[Stored dataset items]

========

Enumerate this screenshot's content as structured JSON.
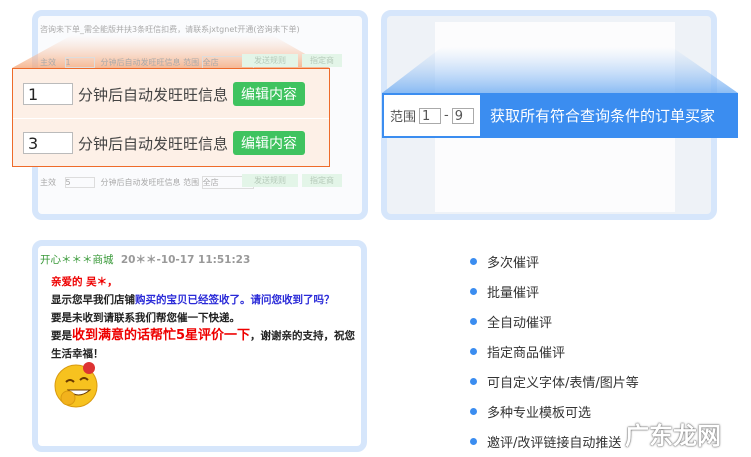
{
  "left_panel": {
    "header": "咨询未下单_需全能版并扶3条旺信扣费，请联系jxtgnet开通(咨询未下单)",
    "bg_rows": [
      {
        "check": "主效",
        "value": "1",
        "text": "分钟后自动发旺旺信息 范围",
        "select": "全店",
        "btn1": "发送规则",
        "btn2": "指定商"
      },
      {
        "check": "主效",
        "value": "5",
        "text": "分钟后自动发旺旺信息 范围",
        "select": "全店",
        "btn1": "发送规则",
        "btn2": "指定商"
      }
    ],
    "rows": [
      {
        "value": "1",
        "text": "分钟后自动发旺旺信息",
        "button": "编辑内容"
      },
      {
        "value": "3",
        "text": "分钟后自动发旺旺信息",
        "button": "编辑内容"
      }
    ]
  },
  "right_panel": {
    "range_label": "范围",
    "from": "1",
    "sep": "-",
    "to": "9",
    "description": "获取所有符合查询条件的订单买家"
  },
  "message": {
    "sender": "开心＊＊＊商城",
    "time": "20＊＊-10-17 11:51:23",
    "greeting": "亲爱的 吴＊，",
    "line1a": "显示您早我们店铺",
    "line1b": "购买的宝贝已经签收了。请问您收到了吗？",
    "line2": "要是未收到请联系我们帮您催一下快递。",
    "line3a": "要是",
    "line3b": "收到满意的话帮忙5星评价一下",
    "line3c": "，谢谢亲的支持，祝您生活幸福！"
  },
  "features": [
    "多次催评",
    "批量催评",
    "全自动催评",
    "指定商品催评",
    "可自定义字体/表情/图片等",
    "多种专业模板可选",
    "邀评/改评链接自动推送"
  ],
  "watermark": "广东龙网",
  "colors": {
    "accent": "#3b8df0",
    "green": "#3fc35f",
    "orange": "#ee6b2a"
  }
}
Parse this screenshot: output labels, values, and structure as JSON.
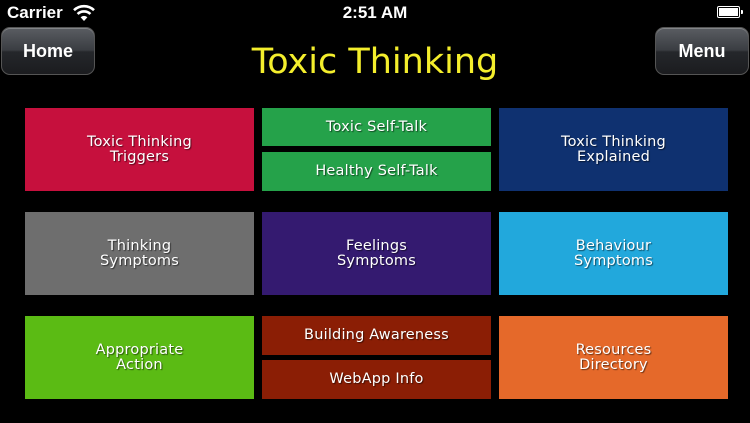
{
  "status_bar": {
    "carrier": "Carrier",
    "time": "2:51 AM"
  },
  "header": {
    "home_label": "Home",
    "title": "Toxic Thinking",
    "menu_label": "Menu",
    "title_color": "#f4ee2c"
  },
  "tiles": [
    {
      "label": "Toxic Thinking\nTriggers",
      "color": "#c6103d"
    },
    {
      "label": "Toxic Self-Talk",
      "color": "#25a24a"
    },
    {
      "label": "Healthy Self-Talk",
      "color": "#25a24a"
    },
    {
      "label": "Toxic Thinking\nExplained",
      "color": "#0f3170"
    },
    {
      "label": "Thinking\nSymptoms",
      "color": "#6e6e6e"
    },
    {
      "label": "Feelings\nSymptoms",
      "color": "#341a70"
    },
    {
      "label": "Behaviour\nSymptoms",
      "color": "#22a8dc"
    },
    {
      "label": "Appropriate\nAction",
      "color": "#5bbb14"
    },
    {
      "label": "Building Awareness",
      "color": "#8b1e05"
    },
    {
      "label": "WebApp Info",
      "color": "#8b1e05"
    },
    {
      "label": "Resources\nDirectory",
      "color": "#e5692a"
    }
  ]
}
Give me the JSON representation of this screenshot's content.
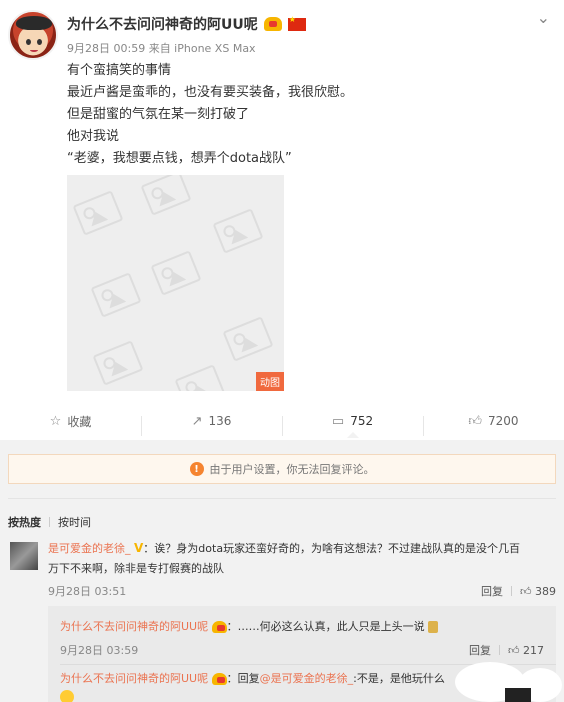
{
  "post": {
    "author": "为什么不去问问神奇的阿UU呢",
    "meta": "9月28日 00:59 来自 iPhone XS Max",
    "lines": [
      "有个蛮搞笑的事情",
      "最近卢酱是蛮乖的，也没有要买装备，我很欣慰。",
      "但是甜蜜的气氛在某一刻打破了",
      "他对我说",
      "“老婆，我想要点钱，想弄个dota战队”"
    ],
    "media_badge": "动图"
  },
  "actions": {
    "favorite": "收藏",
    "repost": "136",
    "comment": "752",
    "like": "7200"
  },
  "notice": "由于用户设置，你无法回复评论。",
  "sort": {
    "hot": "按热度",
    "time": "按时间"
  },
  "comment": {
    "nick": "是可爱金的老徐_",
    "text_line1": "：诶？身为dota玩家还蛮好奇的，为啥有这想法？不过建战队真的是没个几百",
    "text_line2": "万下不来啊，除非是专打假赛的战队",
    "time": "9月28日 03:51",
    "reply_label": "回复",
    "likes": "389"
  },
  "replies": [
    {
      "nick": "为什么不去问问神奇的阿UU呢",
      "text": "：……何必这么认真，此人只是上头一说",
      "time": "9月28日 03:59",
      "reply_label": "回复",
      "likes": "217"
    },
    {
      "nick": "为什么不去问问神奇的阿UU呢",
      "prefix": "：回复",
      "at": "@是可爱金的老徐_",
      "text": ":不是，是他玩什么"
    }
  ]
}
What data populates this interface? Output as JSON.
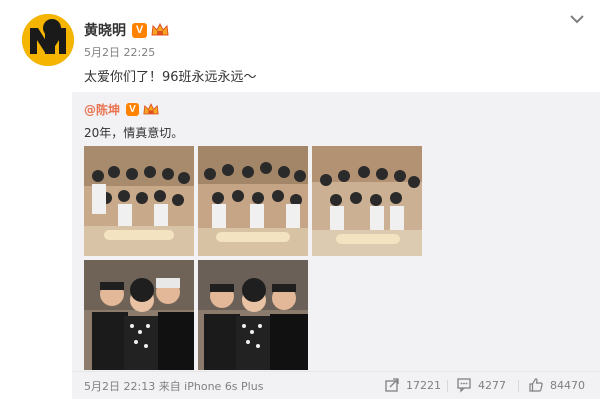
{
  "post": {
    "user_name": "黄晓明",
    "verified_badge": "V",
    "time": "5月2日 22:25",
    "text": "太爱你们了！96班永远永远～",
    "icons": [
      "avatar-logo",
      "verified-icon",
      "crown-icon",
      "chevron-down-icon"
    ]
  },
  "repost": {
    "mention": "@陈坤",
    "verified_badge": "V",
    "text": "20年，情真意切。",
    "photos": [
      {
        "name": "group-photo-1"
      },
      {
        "name": "group-photo-2"
      },
      {
        "name": "group-photo-3"
      },
      {
        "name": "trio-photo-1"
      },
      {
        "name": "trio-photo-2"
      }
    ],
    "footer": {
      "time_source": "5月2日 22:13 来自 iPhone 6s Plus",
      "reposts": "17221",
      "comments": "4277",
      "likes": "84470"
    }
  },
  "colors": {
    "brand_orange": "#ff8200",
    "mention_color": "#eb7350",
    "repost_bg": "#f2f2f5",
    "avatar_yellow": "#f4b400"
  }
}
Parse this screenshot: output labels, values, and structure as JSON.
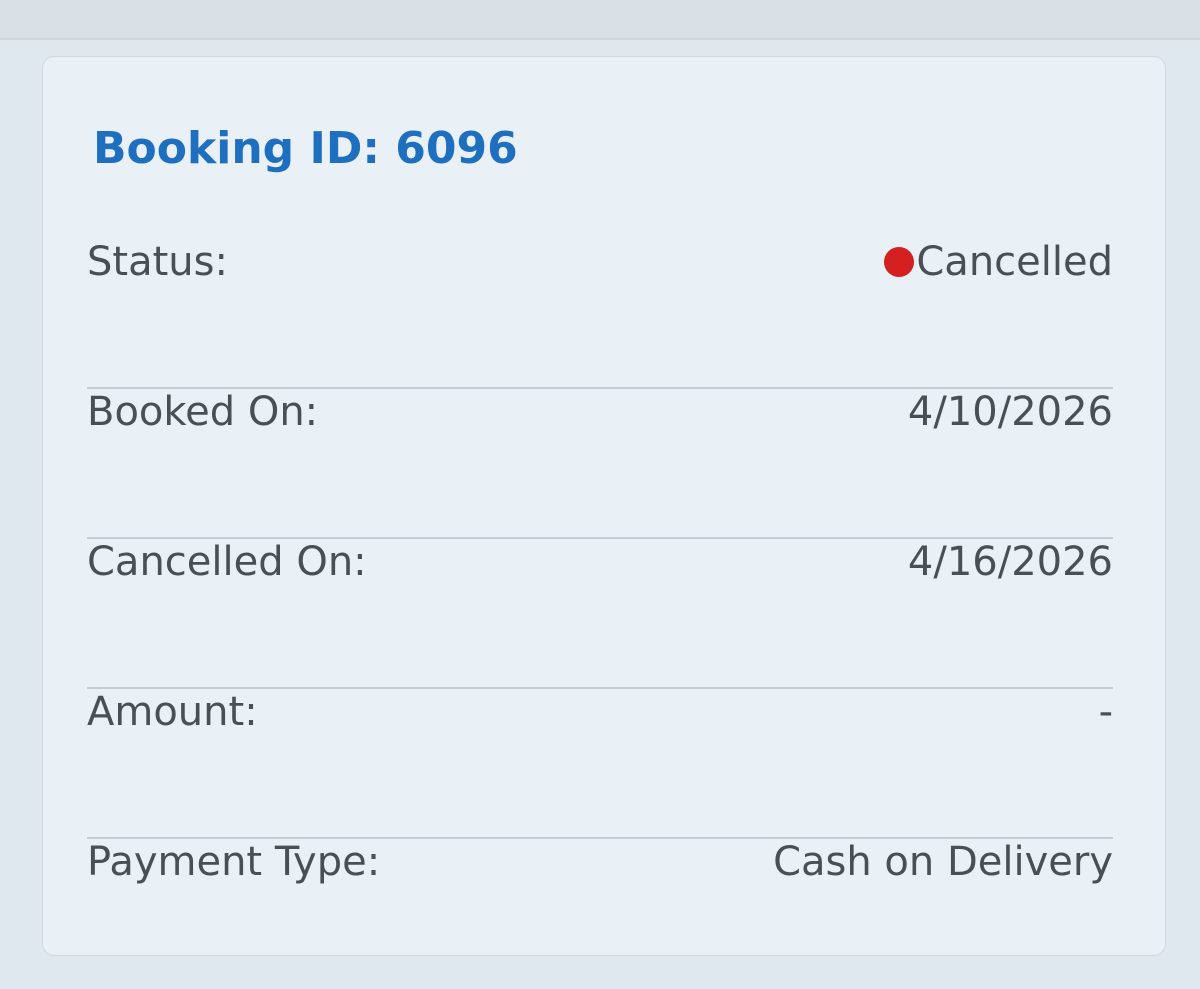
{
  "booking": {
    "title": "Booking ID: 6096",
    "rows": [
      {
        "label": "Status:",
        "value": "Cancelled",
        "status_color": "#d42020"
      },
      {
        "label": "Booked On:",
        "value": "4/10/2026"
      },
      {
        "label": "Cancelled On:",
        "value": "4/16/2026"
      },
      {
        "label": "Amount:",
        "value": "-"
      },
      {
        "label": "Payment Type:",
        "value": "Cash on Delivery"
      }
    ]
  },
  "colors": {
    "title": "#1f6fc0",
    "text": "#4a4f54",
    "divider": "#c4cdd3",
    "card_bg": "#e9f1f6"
  }
}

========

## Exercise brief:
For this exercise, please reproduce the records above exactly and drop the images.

## Written answer:
Enumerate this screenshot's content as structured JSON.
{
  "left_panel": {
    "header": "咨询未下单_需全能版并扶3条旺信扣费，请联系jxtgnet开通(咨询未下单)",
    "bg_rows": [
      {
        "check": "主效",
        "value": "1",
        "text": "分钟后自动发旺旺信息 范围",
        "select": "全店",
        "btn1": "发送规则",
        "btn2": "指定商"
      },
      {
        "check": "主效",
        "value": "5",
        "text": "分钟后自动发旺旺信息 范围",
        "select": "全店",
        "btn1": "发送规则",
        "btn2": "指定商"
      }
    ],
    "rows": [
      {
        "value": "1",
        "text": "分钟后自动发旺旺信息",
        "button": "编辑内容"
      },
      {
        "value": "3",
        "text": "分钟后自动发旺旺信息",
        "button": "编辑内容"
      }
    ]
  },
  "right_panel": {
    "range_label": "范围",
    "from": "1",
    "sep": "-",
    "to": "9",
    "description": "获取所有符合查询条件的订单买家"
  },
  "message": {
    "sender": "开心＊＊＊商城",
    "time": "20＊＊-10-17 11:51:23",
    "greeting": "亲爱的 吴＊，",
    "line1a": "显示您早我们店铺",
    "line1b": "购买的宝贝已经签收了。请问您收到了吗？",
    "line2": "要是未收到请联系我们帮您催一下快递。",
    "line3a": "要是",
    "line3b": "收到满意的话帮忙5星评价一下",
    "line3c": "，谢谢亲的支持，祝您生活幸福！"
  },
  "features": [
    "多次催评",
    "批量催评",
    "全自动催评",
    "指定商品催评",
    "可自定义字体/表情/图片等",
    "多种专业模板可选",
    "邀评/改评链接自动推送"
  ],
  "watermark": "广东龙网",
  "colors": {
    "accent": "#3b8df0",
    "green": "#3fc35f",
    "orange": "#ee6b2a"
  }
}
Parse this screenshot: output labels, values, and structure as JSON.
{
  "status_bar": {
    "carrier": "Carrier",
    "time": "2:51 AM"
  },
  "header": {
    "home_label": "Home",
    "title": "Toxic Thinking",
    "menu_label": "Menu",
    "title_color": "#f4ee2c"
  },
  "tiles": [
    {
      "label": "Toxic Thinking\nTriggers",
      "color": "#c6103d"
    },
    {
      "label": "Toxic Self-Talk",
      "color": "#25a24a"
    },
    {
      "label": "Healthy Self-Talk",
      "color": "#25a24a"
    },
    {
      "label": "Toxic Thinking\nExplained",
      "color": "#0f3170"
    },
    {
      "label": "Thinking\nSymptoms",
      "color": "#6e6e6e"
    },
    {
      "label": "Feelings\nSymptoms",
      "color": "#341a70"
    },
    {
      "label": "Behaviour\nSymptoms",
      "color": "#22a8dc"
    },
    {
      "label": "Appropriate\nAction",
      "color": "#5bbb14"
    },
    {
      "label": "Building Awareness",
      "color": "#8b1e05"
    },
    {
      "label": "WebApp Info",
      "color": "#8b1e05"
    },
    {
      "label": "Resources\nDirectory",
      "color": "#e5692a"
    }
  ]
}
Give me the JSON representation of this screenshot's content.
{
  "post": {
    "author": "为什么不去问问神奇的阿UU呢",
    "meta": "9月28日 00:59 来自 iPhone XS Max",
    "lines": [
      "有个蛮搞笑的事情",
      "最近卢酱是蛮乖的，也没有要买装备，我很欣慰。",
      "但是甜蜜的气氛在某一刻打破了",
      "他对我说",
      "“老婆，我想要点钱，想弄个dota战队”"
    ],
    "media_badge": "动图"
  },
  "actions": {
    "favorite": "收藏",
    "repost": "136",
    "comment": "752",
    "like": "7200"
  },
  "notice": "由于用户设置，你无法回复评论。",
  "sort": {
    "hot": "按热度",
    "time": "按时间"
  },
  "comment": {
    "nick": "是可爱金的老徐_",
    "text_line1": "：诶？身为dota玩家还蛮好奇的，为啥有这想法？不过建战队真的是没个几百",
    "text_line2": "万下不来啊，除非是专打假赛的战队",
    "time": "9月28日 03:51",
    "reply_label": "回复",
    "likes": "389"
  },
  "replies": [
    {
      "nick": "为什么不去问问神奇的阿UU呢",
      "text": "：……何必这么认真，此人只是上头一说",
      "time": "9月28日 03:59",
      "reply_label": "回复",
      "likes": "217"
    },
    {
      "nick": "为什么不去问问神奇的阿UU呢",
      "prefix": "：回复",
      "at": "@是可爱金的老徐_",
      "text": ":不是，是他玩什么"
    }
  ]
}
What data populates this interface? Output as JSON.
{
  "post": {
    "user_name": "黄晓明",
    "verified_badge": "V",
    "time": "5月2日 22:25",
    "text": "太爱你们了！96班永远永远～",
    "icons": [
      "avatar-logo",
      "verified-icon",
      "crown-icon",
      "chevron-down-icon"
    ]
  },
  "repost": {
    "mention": "@陈坤",
    "verified_badge": "V",
    "text": "20年，情真意切。",
    "photos": [
      {
        "name": "group-photo-1"
      },
      {
        "name": "group-photo-2"
      },
      {
        "name": "group-photo-3"
      },
      {
        "name": "trio-photo-1"
      },
      {
        "name": "trio-photo-2"
      }
    ],
    "footer": {
      "time_source": "5月2日 22:13 来自 iPhone 6s Plus",
      "reposts": "17221",
      "comments": "4277",
      "likes": "84470"
    }
  },
  "colors": {
    "brand_orange": "#ff8200",
    "mention_color": "#eb7350",
    "repost_bg": "#f2f2f5",
    "avatar_yellow": "#f4b400"
  }
}
Parse this screenshot: output labels, values, and structure as JSON.
{
  "booking": {
    "title": "Booking ID: 6096",
    "rows": [
      {
        "label": "Status:",
        "value": "Cancelled",
        "status_color": "#d42020"
      },
      {
        "label": "Booked On:",
        "value": "4/10/2026"
      },
      {
        "label": "Cancelled On:",
        "value": "4/16/2026"
      },
      {
        "label": "Amount:",
        "value": "-"
      },
      {
        "label": "Payment Type:",
        "value": "Cash on Delivery"
      }
    ]
  },
  "colors": {
    "title": "#1f6fc0",
    "text": "#4a4f54",
    "divider": "#c4cdd3",
    "card_bg": "#e9f1f6"
  }
}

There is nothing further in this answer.